Vision and design comparison table


Launched in 2015 by the Linux Foundation, Hyperledger also aims to develop blockchain technology standards for businesses. When it comes to blockchain standards Hyperledger is similar to EEA Enterprise Ethereum Architecture Stack at its core. The Hyperledger Fabric project’s goal is to create a permission blockchain infrastructure that can be deployed as modules by enterprises. Hyperledger is different from Corda, however, since it develops solutions with predefined use cases, such as Caliper. Caliper is a blockchain benchmark tool which enables users to measure the performance of a specified blockchain implementation with a set of predefined use cases.

What’s in Development?

Blockchain standards are being developed as we speak by different interested parties, from fintech giants and business moguls to national governments of the United States, China, Russia, Singapore, and Switzerland, trying to gain economic and geopolitical advantages from the new tech.

To look at just the initiatives that are not top secret, GS1, a global business communications standards organization, in partnership with IBM and Microsoft, plans to leverage GS1 Standards in their enterprise blockchain applications for the supply chain and logistics niche. GS1’s identification and structured data standards will help blockchain network users to scale the adoption of the tech in the enterprise and maintain a shared version of supply chain and logistics events. The initiative will likely increase data integrity and trust while reducing data duplication and reconciliation.

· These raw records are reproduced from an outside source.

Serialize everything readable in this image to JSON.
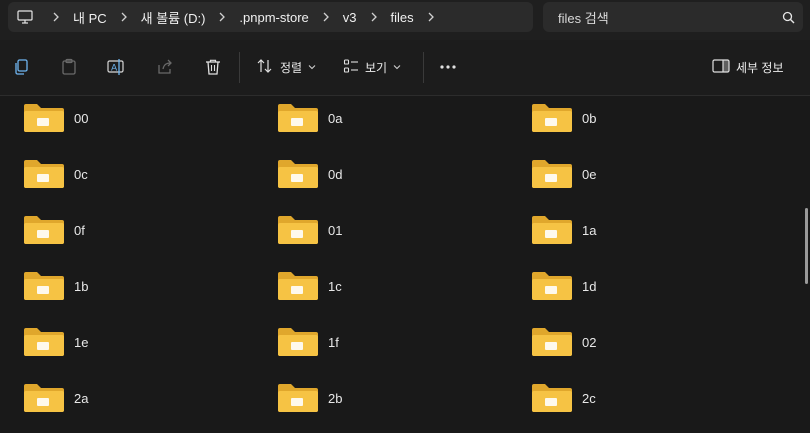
{
  "breadcrumb": {
    "pc_label": "내 PC",
    "drive_label": "새 볼륨 (D:)",
    "store_label": ".pnpm-store",
    "v3_label": "v3",
    "files_label": "files"
  },
  "search": {
    "text": "files 검색"
  },
  "toolbar": {
    "sort_label": "정렬",
    "view_label": "보기",
    "details_label": "세부 정보"
  },
  "folders": [
    "00",
    "0a",
    "0b",
    "0c",
    "0d",
    "0e",
    "0f",
    "01",
    "1a",
    "1b",
    "1c",
    "1d",
    "1e",
    "1f",
    "02",
    "2a",
    "2b",
    "2c"
  ],
  "colors": {
    "folder_front": "#f6c344",
    "folder_back": "#e0a72c",
    "background": "#191919"
  }
}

The Department of Homeland Security is partnering with blockchain dev companies to set standards for the supply chain process. DHS components such as U.S. Customs and Border Protection are running blockchain pilots to check how the tech can make the fight against counterfeit products and intellectual property theft more efficient. DHS is supporting the development of globally available specifications in order to usher in interoperability as a forerunner to established standards. This will lead to the creation of a competitive marketplace offering cost-effective innovative solutions based on unified standards. Douglas Maughan, cybersecurity division director of DHS’s Science and Technology Directorate said: “Governments must take a balanced and measured approach between regulating this ever-changing technology and allowing for its innovation and evolution.”

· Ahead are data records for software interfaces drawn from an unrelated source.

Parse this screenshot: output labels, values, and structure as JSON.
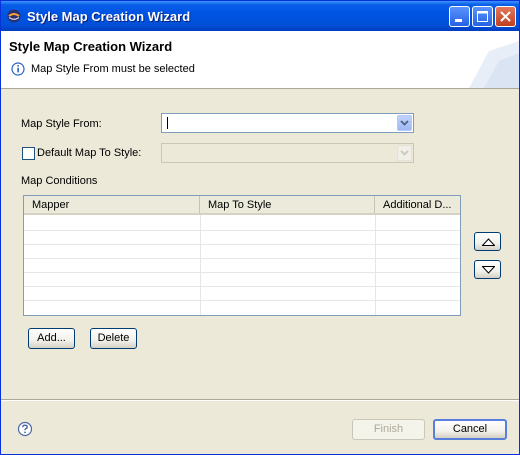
{
  "window": {
    "title": "Style Map Creation Wizard"
  },
  "header": {
    "title": "Style Map Creation Wizard",
    "message": "Map Style From must be selected"
  },
  "form": {
    "map_style_from_label": "Map Style From:",
    "map_style_from_value": "",
    "default_map_to_style_label": "Default Map To Style:",
    "default_map_to_style_checked": false,
    "map_conditions_label": "Map Conditions"
  },
  "table": {
    "columns": [
      "Mapper",
      "Map To Style",
      "Additional D..."
    ],
    "rows": []
  },
  "buttons": {
    "add": "Add...",
    "delete": "Delete",
    "finish": "Finish",
    "cancel": "Cancel"
  },
  "colors": {
    "titlebar": "#0054e3",
    "dialog_bg": "#ece9d8",
    "header_bg": "#ffffff",
    "info_blue": "#2a63c4"
  },
  "icons": [
    "app-icon",
    "minimize-icon",
    "maximize-icon",
    "close-icon",
    "info-icon",
    "chevron-down-icon",
    "move-up-icon",
    "move-down-icon",
    "help-icon"
  ]
}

The Blockchain in Transport Alliance, which is a consortium of shipping and logistics companies, also plans to publish standards for the development of blockchain applications in 2018. The standards framework will cover smart contracts and freight payments, asset maintenance and ownership history, as well as the chain of freight custody. This, in turn, will help unify safety specifications for such applications as vendor management, loss prevention, security, billing and payments in logistics and fright niches. 

Lack of Standards: What to Do?

Besides watching the changes in the volatile situation with blockchain standards, here are a few more tips:

  • Choose your blockchain dev platform carefully from the point of view of whether industry standards are already available for the said platform. With Etherium you already benefit from existing specifications, with clear plans on the way for 2019 and beyond. The Ethereum 30,000+ developer community is also a bonus and a guarantee that there will be an ecosystem to support your solution years from now.
  • Choose your platform depending on the importance of specific standards your particular business situation requires. For example, as seen from the article, R3 is focused on blockchain standards most applicable in the financial and commerce spheres while Hyperledger is centered on standards around developing use case specific solutions.
  • Consult a third-party blockchain software development provider like Itransition to analyze your specific business case and map out a blockchain development strategy that will work best for you.